┏━━

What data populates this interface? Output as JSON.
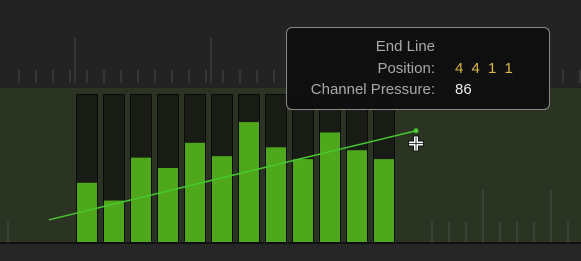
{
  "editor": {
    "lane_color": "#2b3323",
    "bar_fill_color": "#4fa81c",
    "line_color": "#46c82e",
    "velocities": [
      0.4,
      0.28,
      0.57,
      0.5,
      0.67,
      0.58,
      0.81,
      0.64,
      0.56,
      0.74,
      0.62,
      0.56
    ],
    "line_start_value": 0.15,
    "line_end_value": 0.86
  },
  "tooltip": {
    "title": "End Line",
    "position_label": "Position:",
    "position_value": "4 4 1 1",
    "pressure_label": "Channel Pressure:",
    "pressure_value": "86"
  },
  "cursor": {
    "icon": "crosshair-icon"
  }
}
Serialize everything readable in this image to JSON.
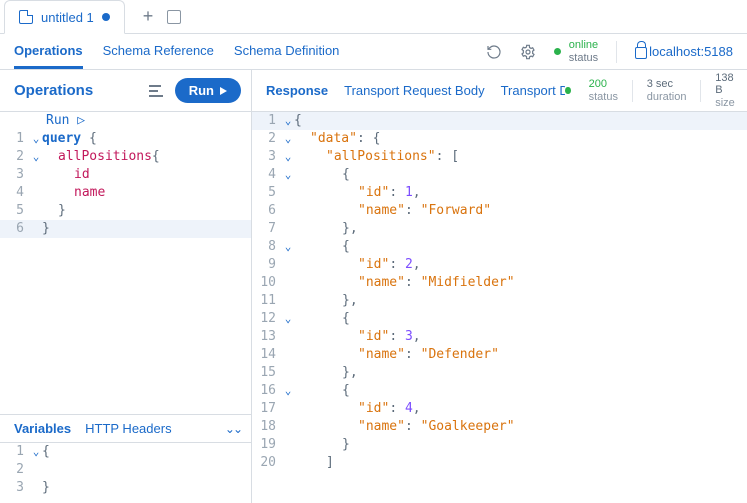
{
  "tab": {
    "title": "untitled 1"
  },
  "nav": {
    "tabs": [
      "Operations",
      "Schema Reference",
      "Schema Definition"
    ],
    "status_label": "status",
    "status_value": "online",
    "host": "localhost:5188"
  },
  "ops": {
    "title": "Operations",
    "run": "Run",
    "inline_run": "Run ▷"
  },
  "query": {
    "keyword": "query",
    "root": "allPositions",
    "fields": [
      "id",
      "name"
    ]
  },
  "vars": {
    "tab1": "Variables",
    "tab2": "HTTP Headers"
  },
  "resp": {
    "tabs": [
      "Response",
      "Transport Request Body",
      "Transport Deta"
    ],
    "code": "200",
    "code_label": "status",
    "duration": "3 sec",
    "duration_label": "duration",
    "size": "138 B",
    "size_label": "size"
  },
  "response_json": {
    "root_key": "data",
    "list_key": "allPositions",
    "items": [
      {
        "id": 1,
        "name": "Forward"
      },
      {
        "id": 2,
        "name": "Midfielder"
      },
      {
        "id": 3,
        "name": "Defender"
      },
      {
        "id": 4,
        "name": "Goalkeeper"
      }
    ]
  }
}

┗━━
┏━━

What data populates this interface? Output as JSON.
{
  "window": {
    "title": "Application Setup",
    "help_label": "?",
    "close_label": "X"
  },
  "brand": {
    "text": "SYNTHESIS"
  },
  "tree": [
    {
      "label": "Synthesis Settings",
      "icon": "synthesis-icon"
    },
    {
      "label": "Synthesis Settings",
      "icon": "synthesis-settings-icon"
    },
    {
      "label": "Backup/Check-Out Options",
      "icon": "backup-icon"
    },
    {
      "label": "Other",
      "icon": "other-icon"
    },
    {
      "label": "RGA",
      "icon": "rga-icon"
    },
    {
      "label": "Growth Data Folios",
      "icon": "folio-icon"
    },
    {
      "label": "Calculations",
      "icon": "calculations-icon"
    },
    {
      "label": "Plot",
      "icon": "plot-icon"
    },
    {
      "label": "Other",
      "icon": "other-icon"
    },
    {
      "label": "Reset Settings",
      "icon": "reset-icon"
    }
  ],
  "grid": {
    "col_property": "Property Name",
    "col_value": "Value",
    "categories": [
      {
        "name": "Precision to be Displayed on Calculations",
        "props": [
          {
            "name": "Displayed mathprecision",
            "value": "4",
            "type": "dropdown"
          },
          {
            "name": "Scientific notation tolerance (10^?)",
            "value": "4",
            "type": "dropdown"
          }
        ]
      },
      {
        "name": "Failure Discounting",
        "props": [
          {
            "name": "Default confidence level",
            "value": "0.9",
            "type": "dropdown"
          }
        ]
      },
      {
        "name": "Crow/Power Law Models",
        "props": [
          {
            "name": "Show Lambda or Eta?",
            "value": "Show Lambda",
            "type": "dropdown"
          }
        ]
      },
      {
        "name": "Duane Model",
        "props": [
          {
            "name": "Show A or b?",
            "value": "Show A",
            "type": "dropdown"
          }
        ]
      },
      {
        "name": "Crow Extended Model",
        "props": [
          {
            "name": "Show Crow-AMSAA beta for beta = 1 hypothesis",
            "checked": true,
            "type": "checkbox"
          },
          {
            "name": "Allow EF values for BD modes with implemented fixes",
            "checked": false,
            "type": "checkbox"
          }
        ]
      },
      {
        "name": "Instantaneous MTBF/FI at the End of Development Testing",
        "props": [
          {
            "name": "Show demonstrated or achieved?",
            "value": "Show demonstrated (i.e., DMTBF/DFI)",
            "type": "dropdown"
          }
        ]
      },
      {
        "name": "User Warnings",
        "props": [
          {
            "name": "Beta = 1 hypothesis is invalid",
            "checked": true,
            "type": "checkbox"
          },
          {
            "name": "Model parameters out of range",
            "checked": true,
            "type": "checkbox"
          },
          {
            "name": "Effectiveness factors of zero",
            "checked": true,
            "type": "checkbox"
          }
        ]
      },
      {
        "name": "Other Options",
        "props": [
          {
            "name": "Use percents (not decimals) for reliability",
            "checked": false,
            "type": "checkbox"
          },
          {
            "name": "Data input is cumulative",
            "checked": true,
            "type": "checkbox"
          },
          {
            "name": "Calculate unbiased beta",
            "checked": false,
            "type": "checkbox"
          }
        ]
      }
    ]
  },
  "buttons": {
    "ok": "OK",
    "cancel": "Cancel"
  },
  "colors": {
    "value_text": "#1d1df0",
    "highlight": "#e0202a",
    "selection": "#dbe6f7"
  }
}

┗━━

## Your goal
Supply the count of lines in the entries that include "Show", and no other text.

## Answer below
7